EXERCISE:
Quote all lines below exactly. Images stay out.

[Dataset rows describing interfaces]
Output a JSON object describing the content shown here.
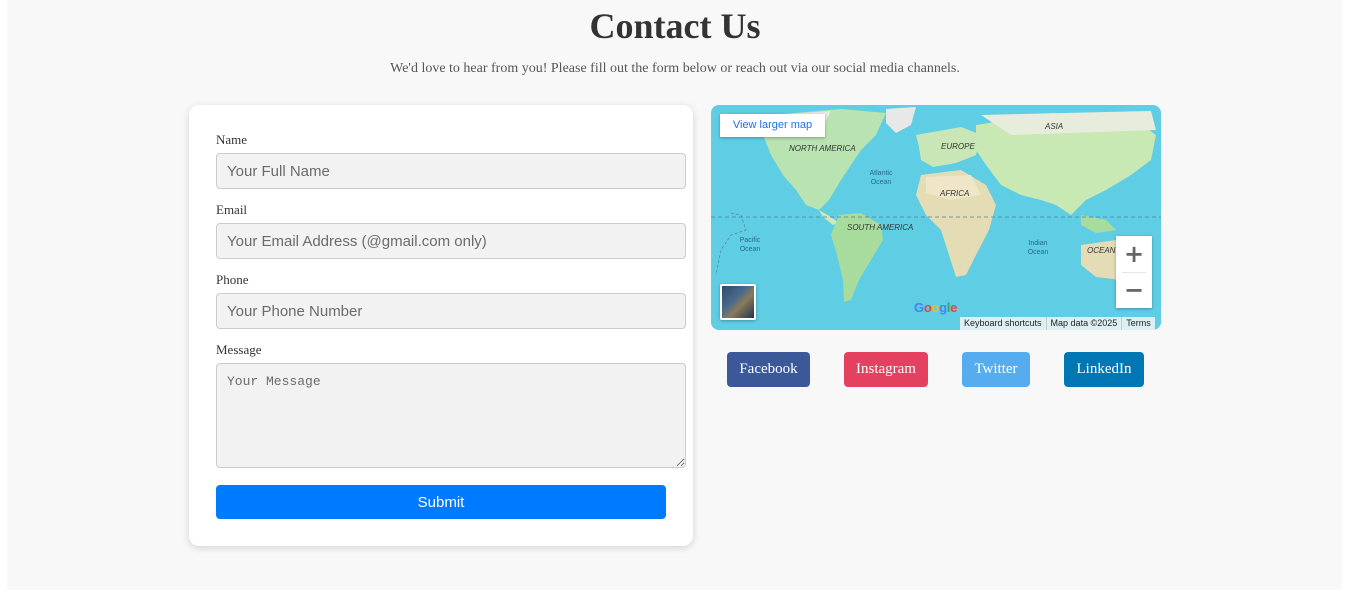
{
  "header": {
    "title": "Contact Us",
    "subtitle": "We'd love to hear from you! Please fill out the form below or reach out via our social media channels."
  },
  "form": {
    "name_label": "Name",
    "name_placeholder": "Your Full Name",
    "email_label": "Email",
    "email_placeholder": "Your Email Address (@gmail.com only)",
    "phone_label": "Phone",
    "phone_placeholder": "Your Phone Number",
    "message_label": "Message",
    "message_placeholder": "Your Message",
    "submit_label": "Submit"
  },
  "map": {
    "view_larger": "View larger map",
    "zoom_in": "+",
    "zoom_out": "−",
    "labels": {
      "north_america": "NORTH AMERICA",
      "south_america": "SOUTH AMERICA",
      "europe": "EUROPE",
      "asia": "ASIA",
      "africa": "AFRICA",
      "oceania": "OCEAN",
      "atlantic": "Atlantic Ocean",
      "pacific": "Pacific Ocean",
      "indian": "Indian Ocean"
    },
    "google": "Google",
    "footer": {
      "shortcuts": "Keyboard shortcuts",
      "data": "Map data ©2025",
      "terms": "Terms"
    }
  },
  "social": {
    "facebook": "Facebook",
    "instagram": "Instagram",
    "twitter": "Twitter",
    "linkedin": "LinkedIn"
  },
  "colors": {
    "facebook": "#3b5998",
    "instagram": "#e4405f",
    "twitter": "#55acee",
    "linkedin": "#0077b5",
    "submit": "#007bff"
  }
}
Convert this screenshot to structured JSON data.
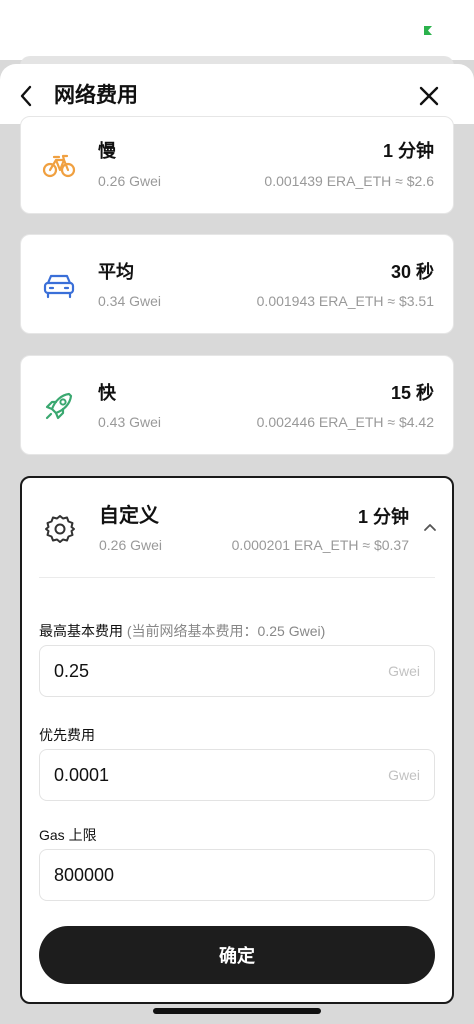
{
  "header": {
    "title": "网络费用"
  },
  "colors": {
    "status_indicator": "#2bb24c",
    "slow_icon": "#f0a040",
    "average_icon": "#3a6fd8",
    "fast_icon": "#3aa870",
    "custom_icon": "#333333",
    "confirm_button": "#1d1d1d"
  },
  "options": [
    {
      "name": "慢",
      "icon": "bicycle-icon",
      "time": "1 分钟",
      "gwei": "0.26 Gwei",
      "cost": "0.001439 ERA_ETH ≈ $2.6"
    },
    {
      "name": "平均",
      "icon": "car-icon",
      "time": "30 秒",
      "gwei": "0.34 Gwei",
      "cost": "0.001943 ERA_ETH ≈ $3.51"
    },
    {
      "name": "快",
      "icon": "rocket-icon",
      "time": "15 秒",
      "gwei": "0.43 Gwei",
      "cost": "0.002446 ERA_ETH ≈ $4.42"
    }
  ],
  "custom": {
    "name": "自定义",
    "icon": "gear-icon",
    "time": "1 分钟",
    "gwei": "0.26 Gwei",
    "cost": "0.000201 ERA_ETH ≈ $0.37",
    "fields": [
      {
        "label": "最高基本费用",
        "hint": "(当前网络基本费用：0.25 Gwei)",
        "value": "0.25",
        "unit": "Gwei"
      },
      {
        "label": "优先费用",
        "value": "0.0001",
        "unit": "Gwei"
      },
      {
        "label": "Gas 上限",
        "value": "800000"
      }
    ]
  },
  "confirm_label": "确定"
}
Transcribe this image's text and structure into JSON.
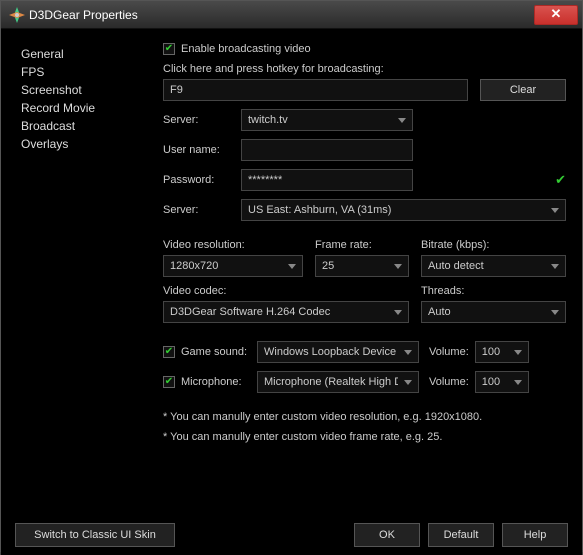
{
  "titlebar": {
    "title": "D3DGear Properties"
  },
  "sidebar": {
    "items": [
      {
        "label": "General"
      },
      {
        "label": "FPS"
      },
      {
        "label": "Screenshot"
      },
      {
        "label": "Record Movie"
      },
      {
        "label": "Broadcast"
      },
      {
        "label": "Overlays"
      }
    ]
  },
  "main": {
    "enable_label": "Enable broadcasting video",
    "hotkey_hint": "Click here and press hotkey for broadcasting:",
    "hotkey_value": "F9",
    "clear_label": "Clear",
    "server_label": "Server:",
    "server_value": "twitch.tv",
    "username_label": "User name:",
    "username_value": "",
    "password_label": "Password:",
    "password_value": "********",
    "region_label": "Server:",
    "region_value": "US East: Ashburn, VA    (31ms)",
    "vres_label": "Video resolution:",
    "vres_value": "1280x720",
    "fps_label": "Frame rate:",
    "fps_value": "25",
    "bitrate_label": "Bitrate (kbps):",
    "bitrate_value": "Auto detect",
    "codec_label": "Video codec:",
    "codec_value": "D3DGear Software H.264 Codec",
    "threads_label": "Threads:",
    "threads_value": "Auto",
    "gamesound_label": "Game sound:",
    "gamesound_value": "Windows Loopback Device",
    "mic_label": "Microphone:",
    "mic_value": "Microphone (Realtek High Defir",
    "volume_label": "Volume:",
    "volume1_value": "100",
    "volume2_value": "100",
    "note1": "* You can manully enter custom video resolution, e.g. 1920x1080.",
    "note2": "* You can manully enter custom video frame rate, e.g. 25."
  },
  "footer": {
    "skin": "Switch to Classic UI Skin",
    "ok": "OK",
    "default": "Default",
    "help": "Help"
  }
}
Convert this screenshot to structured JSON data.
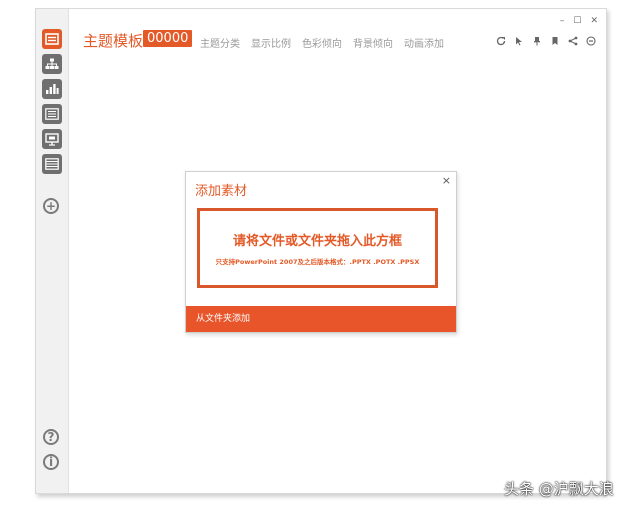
{
  "app": {
    "title": "主题模板",
    "badge": "00000",
    "tabs": [
      "主题分类",
      "显示比例",
      "色彩倾向",
      "背景倾向",
      "动画添加"
    ]
  },
  "window_controls": {
    "minimize": "–",
    "maximize": "☐",
    "close": "✕"
  },
  "sidebar": {
    "items": [
      "template-icon",
      "hierarchy-icon",
      "chart-icon",
      "list-icon",
      "presentation-icon",
      "table-icon"
    ],
    "add": "+",
    "help": "?",
    "info": "i"
  },
  "dialog": {
    "title": "添加素材",
    "close": "×",
    "drop_main": "请将文件或文件夹拖入此方框",
    "drop_sub": "只支持PowerPoint 2007及之后版本格式：.PPTX .POTX .PPSX",
    "footer": "从文件夹添加"
  },
  "watermark": "头条 @沪飘大浪",
  "colors": {
    "accent": "#e35a28",
    "footer": "#e8552a"
  }
}
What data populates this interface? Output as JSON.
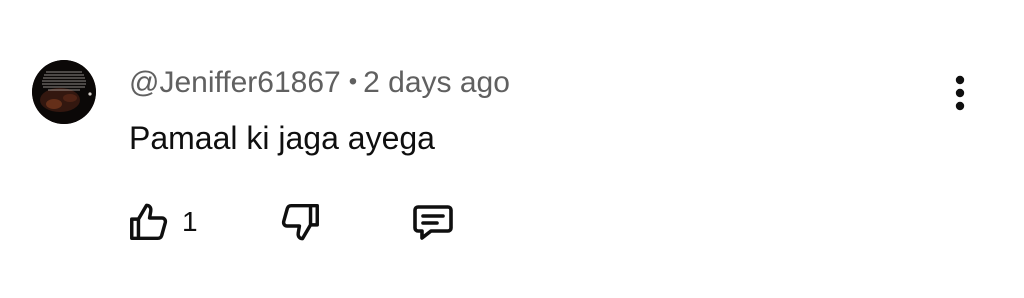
{
  "comment": {
    "author": "@Jeniffer61867",
    "separator": "•",
    "timestamp": "2 days ago",
    "text": "Pamaal ki jaga ayega",
    "like_count": "1",
    "icons": {
      "avatar": "avatar-image",
      "more": "more-vert-icon",
      "like": "thumbs-up-icon",
      "dislike": "thumbs-down-icon",
      "reply": "reply-comment-icon"
    },
    "colors": {
      "meta_text": "#606060",
      "body_text": "#0f0f0f",
      "icon": "#0f0f0f"
    }
  }
}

ANSWER TO THIS EXERCISE:
Output a JSON object describing the content shown here.
{
  "header": {
    "title": "Contact Us",
    "subtitle": "We'd love to hear from you! Please fill out the form below or reach out via our social media channels."
  },
  "form": {
    "name_label": "Name",
    "name_placeholder": "Your Full Name",
    "email_label": "Email",
    "email_placeholder": "Your Email Address (@gmail.com only)",
    "phone_label": "Phone",
    "phone_placeholder": "Your Phone Number",
    "message_label": "Message",
    "message_placeholder": "Your Message",
    "submit_label": "Submit"
  },
  "map": {
    "view_larger": "View larger map",
    "zoom_in": "+",
    "zoom_out": "−",
    "labels": {
      "north_america": "NORTH AMERICA",
      "south_america": "SOUTH AMERICA",
      "europe": "EUROPE",
      "asia": "ASIA",
      "africa": "AFRICA",
      "oceania": "OCEAN",
      "atlantic": "Atlantic Ocean",
      "pacific": "Pacific Ocean",
      "indian": "Indian Ocean"
    },
    "google": "Google",
    "footer": {
      "shortcuts": "Keyboard shortcuts",
      "data": "Map data ©2025",
      "terms": "Terms"
    }
  },
  "social": {
    "facebook": "Facebook",
    "instagram": "Instagram",
    "twitter": "Twitter",
    "linkedin": "LinkedIn"
  },
  "colors": {
    "facebook": "#3b5998",
    "instagram": "#e4405f",
    "twitter": "#55acee",
    "linkedin": "#0077b5",
    "submit": "#007bff"
  }
}
Convert this screenshot to structured JSON data.
{
  "header": {
    "title": "网络费用"
  },
  "colors": {
    "status_indicator": "#2bb24c",
    "slow_icon": "#f0a040",
    "average_icon": "#3a6fd8",
    "fast_icon": "#3aa870",
    "custom_icon": "#333333",
    "confirm_button": "#1d1d1d"
  },
  "options": [
    {
      "name": "慢",
      "icon": "bicycle-icon",
      "time": "1 分钟",
      "gwei": "0.26 Gwei",
      "cost": "0.001439 ERA_ETH ≈ $2.6"
    },
    {
      "name": "平均",
      "icon": "car-icon",
      "time": "30 秒",
      "gwei": "0.34 Gwei",
      "cost": "0.001943 ERA_ETH ≈ $3.51"
    },
    {
      "name": "快",
      "icon": "rocket-icon",
      "time": "15 秒",
      "gwei": "0.43 Gwei",
      "cost": "0.002446 ERA_ETH ≈ $4.42"
    }
  ],
  "custom": {
    "name": "自定义",
    "icon": "gear-icon",
    "time": "1 分钟",
    "gwei": "0.26 Gwei",
    "cost": "0.000201 ERA_ETH ≈ $0.37",
    "fields": [
      {
        "label": "最高基本费用",
        "hint": "(当前网络基本费用：0.25 Gwei)",
        "value": "0.25",
        "unit": "Gwei"
      },
      {
        "label": "优先费用",
        "value": "0.0001",
        "unit": "Gwei"
      },
      {
        "label": "Gas 上限",
        "value": "800000"
      }
    ]
  },
  "confirm_label": "确定"
}
Transcribe this image's text and structure into JSON.
{
  "titlebar": {
    "title": "D3DGear Properties"
  },
  "sidebar": {
    "items": [
      {
        "label": "General"
      },
      {
        "label": "FPS"
      },
      {
        "label": "Screenshot"
      },
      {
        "label": "Record Movie"
      },
      {
        "label": "Broadcast"
      },
      {
        "label": "Overlays"
      }
    ]
  },
  "main": {
    "enable_label": "Enable broadcasting video",
    "hotkey_hint": "Click here and press hotkey for broadcasting:",
    "hotkey_value": "F9",
    "clear_label": "Clear",
    "server_label": "Server:",
    "server_value": "twitch.tv",
    "username_label": "User name:",
    "username_value": "",
    "password_label": "Password:",
    "password_value": "********",
    "region_label": "Server:",
    "region_value": "US East: Ashburn, VA    (31ms)",
    "vres_label": "Video resolution:",
    "vres_value": "1280x720",
    "fps_label": "Frame rate:",
    "fps_value": "25",
    "bitrate_label": "Bitrate (kbps):",
    "bitrate_value": "Auto detect",
    "codec_label": "Video codec:",
    "codec_value": "D3DGear Software H.264 Codec",
    "threads_label": "Threads:",
    "threads_value": "Auto",
    "gamesound_label": "Game sound:",
    "gamesound_value": "Windows Loopback Device",
    "mic_label": "Microphone:",
    "mic_value": "Microphone (Realtek High Defir",
    "volume_label": "Volume:",
    "volume1_value": "100",
    "volume2_value": "100",
    "note1": "* You can manully enter custom video resolution, e.g. 1920x1080.",
    "note2": "* You can manully enter custom video frame rate, e.g. 25."
  },
  "footer": {
    "skin": "Switch to Classic UI Skin",
    "ok": "OK",
    "default": "Default",
    "help": "Help"
  }
}
Convert this screenshot to structured JSON data.
{
  "app": {
    "title": "主题模板",
    "badge": "00000",
    "tabs": [
      "主题分类",
      "显示比例",
      "色彩倾向",
      "背景倾向",
      "动画添加"
    ]
  },
  "window_controls": {
    "minimize": "–",
    "maximize": "☐",
    "close": "✕"
  },
  "sidebar": {
    "items": [
      "template-icon",
      "hierarchy-icon",
      "chart-icon",
      "list-icon",
      "presentation-icon",
      "table-icon"
    ],
    "add": "+",
    "help": "?",
    "info": "i"
  },
  "dialog": {
    "title": "添加素材",
    "close": "×",
    "drop_main": "请将文件或文件夹拖入此方框",
    "drop_sub": "只支持PowerPoint 2007及之后版本格式：.PPTX .POTX .PPSX",
    "footer": "从文件夹添加"
  },
  "watermark": "头条 @沪飘大浪",
  "colors": {
    "accent": "#e35a28",
    "footer": "#e8552a"
  }
}
What data populates this interface? Output as JSON.
{
  "comment": {
    "author": "@Jeniffer61867",
    "separator": "•",
    "timestamp": "2 days ago",
    "text": "Pamaal ki jaga ayega",
    "like_count": "1",
    "icons": {
      "avatar": "avatar-image",
      "more": "more-vert-icon",
      "like": "thumbs-up-icon",
      "dislike": "thumbs-down-icon",
      "reply": "reply-comment-icon"
    },
    "colors": {
      "meta_text": "#606060",
      "body_text": "#0f0f0f",
      "icon": "#0f0f0f"
    }
  }
}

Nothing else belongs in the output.